▶ DIRECTIONS
Retype every record exactly. Leave the pictures out.

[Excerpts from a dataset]
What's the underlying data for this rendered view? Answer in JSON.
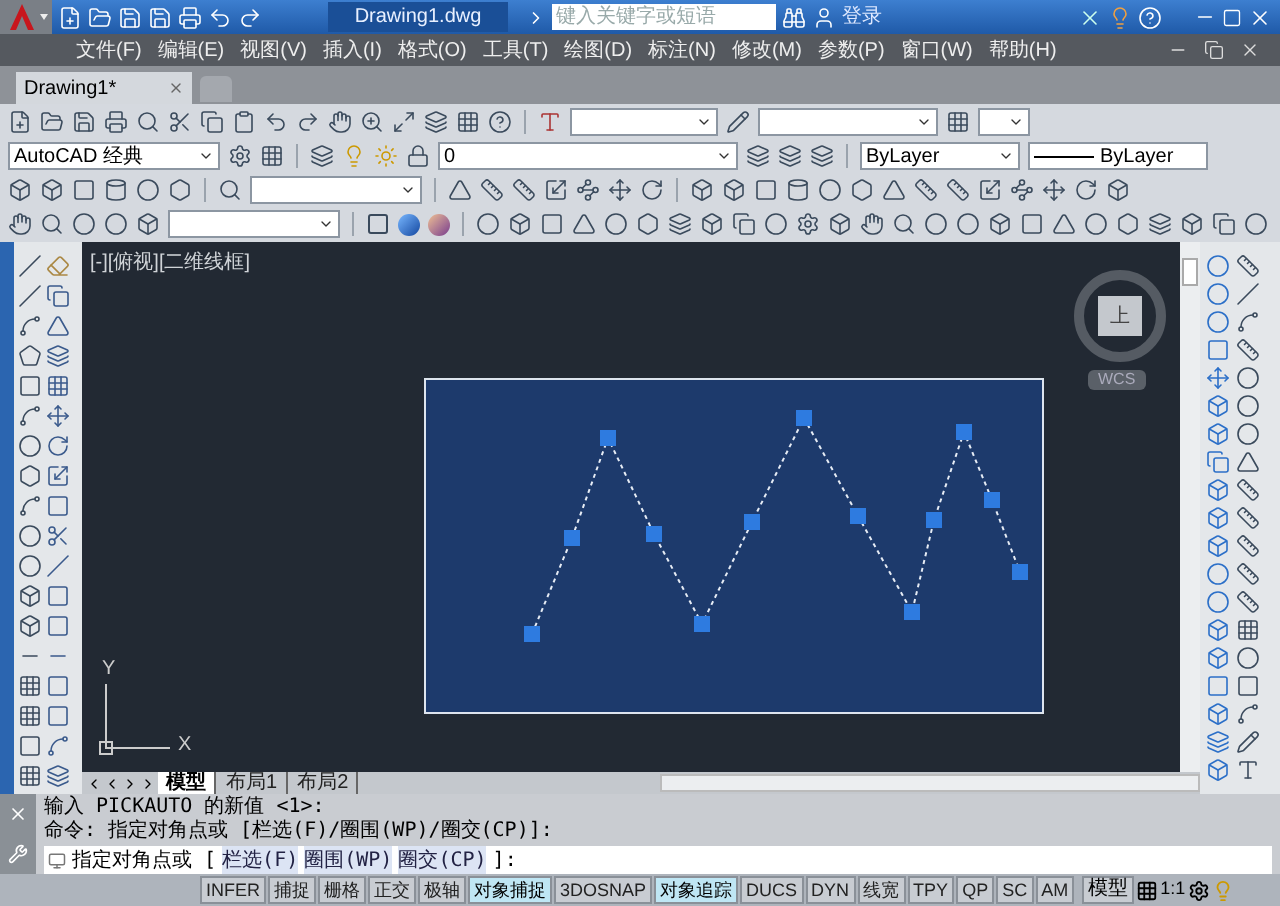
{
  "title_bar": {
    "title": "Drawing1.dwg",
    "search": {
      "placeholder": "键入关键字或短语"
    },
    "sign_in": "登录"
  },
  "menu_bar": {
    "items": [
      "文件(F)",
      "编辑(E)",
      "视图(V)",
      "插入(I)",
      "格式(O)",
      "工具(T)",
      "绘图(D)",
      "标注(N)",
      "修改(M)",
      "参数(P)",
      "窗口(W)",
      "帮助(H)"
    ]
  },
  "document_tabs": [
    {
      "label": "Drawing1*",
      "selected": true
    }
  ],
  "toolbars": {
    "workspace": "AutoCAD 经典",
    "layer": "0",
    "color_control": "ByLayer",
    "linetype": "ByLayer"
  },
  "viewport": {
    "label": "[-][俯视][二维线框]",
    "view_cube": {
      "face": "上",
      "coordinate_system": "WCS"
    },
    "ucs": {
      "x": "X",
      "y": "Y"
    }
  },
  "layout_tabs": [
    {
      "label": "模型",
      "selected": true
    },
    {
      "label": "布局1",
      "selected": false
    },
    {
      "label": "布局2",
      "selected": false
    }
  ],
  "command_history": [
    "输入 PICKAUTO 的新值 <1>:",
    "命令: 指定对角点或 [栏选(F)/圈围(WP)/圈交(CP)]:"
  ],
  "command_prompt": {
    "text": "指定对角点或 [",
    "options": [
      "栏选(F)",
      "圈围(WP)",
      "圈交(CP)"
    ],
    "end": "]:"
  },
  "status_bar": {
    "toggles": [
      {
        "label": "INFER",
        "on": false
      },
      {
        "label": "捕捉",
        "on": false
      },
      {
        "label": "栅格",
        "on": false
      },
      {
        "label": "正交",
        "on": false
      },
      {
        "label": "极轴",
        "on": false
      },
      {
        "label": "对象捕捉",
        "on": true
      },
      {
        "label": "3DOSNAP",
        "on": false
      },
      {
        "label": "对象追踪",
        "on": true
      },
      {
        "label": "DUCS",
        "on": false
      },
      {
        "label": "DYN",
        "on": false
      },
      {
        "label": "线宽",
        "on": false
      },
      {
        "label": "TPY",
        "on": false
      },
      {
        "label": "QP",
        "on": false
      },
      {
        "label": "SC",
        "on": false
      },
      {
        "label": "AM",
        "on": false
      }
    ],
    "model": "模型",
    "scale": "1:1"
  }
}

▶ ANSWER FOR THE TASK
What's the underlying data for this rendered view? Answer in JSON.
{
  "title_bar": {
    "title": "Drawing1.dwg",
    "search": {
      "placeholder": "键入关键字或短语"
    },
    "sign_in": "登录"
  },
  "menu_bar": {
    "items": [
      "文件(F)",
      "编辑(E)",
      "视图(V)",
      "插入(I)",
      "格式(O)",
      "工具(T)",
      "绘图(D)",
      "标注(N)",
      "修改(M)",
      "参数(P)",
      "窗口(W)",
      "帮助(H)"
    ]
  },
  "document_tabs": [
    {
      "label": "Drawing1*",
      "selected": true
    }
  ],
  "toolbars": {
    "workspace": "AutoCAD 经典",
    "layer": "0",
    "color_control": "ByLayer",
    "linetype": "ByLayer"
  },
  "viewport": {
    "label": "[-][俯视][二维线框]",
    "view_cube": {
      "face": "上",
      "coordinate_system": "WCS"
    },
    "ucs": {
      "x": "X",
      "y": "Y"
    }
  },
  "layout_tabs": [
    {
      "label": "模型",
      "selected": true
    },
    {
      "label": "布局1",
      "selected": false
    },
    {
      "label": "布局2",
      "selected": false
    }
  ],
  "command_history": [
    "输入 PICKAUTO 的新值 <1>:",
    "命令: 指定对角点或 [栏选(F)/圈围(WP)/圈交(CP)]:"
  ],
  "command_prompt": {
    "text": "指定对角点或 [",
    "options": [
      "栏选(F)",
      "圈围(WP)",
      "圈交(CP)"
    ],
    "end": "]:"
  },
  "status_bar": {
    "toggles": [
      {
        "label": "INFER",
        "on": false
      },
      {
        "label": "捕捉",
        "on": false
      },
      {
        "label": "栅格",
        "on": false
      },
      {
        "label": "正交",
        "on": false
      },
      {
        "label": "极轴",
        "on": false
      },
      {
        "label": "对象捕捉",
        "on": true
      },
      {
        "label": "3DOSNAP",
        "on": false
      },
      {
        "label": "对象追踪",
        "on": true
      },
      {
        "label": "DUCS",
        "on": false
      },
      {
        "label": "DYN",
        "on": false
      },
      {
        "label": "线宽",
        "on": false
      },
      {
        "label": "TPY",
        "on": false
      },
      {
        "label": "QP",
        "on": false
      },
      {
        "label": "SC",
        "on": false
      },
      {
        "label": "AM",
        "on": false
      }
    ],
    "model": "模型",
    "scale": "1:1"
  }
}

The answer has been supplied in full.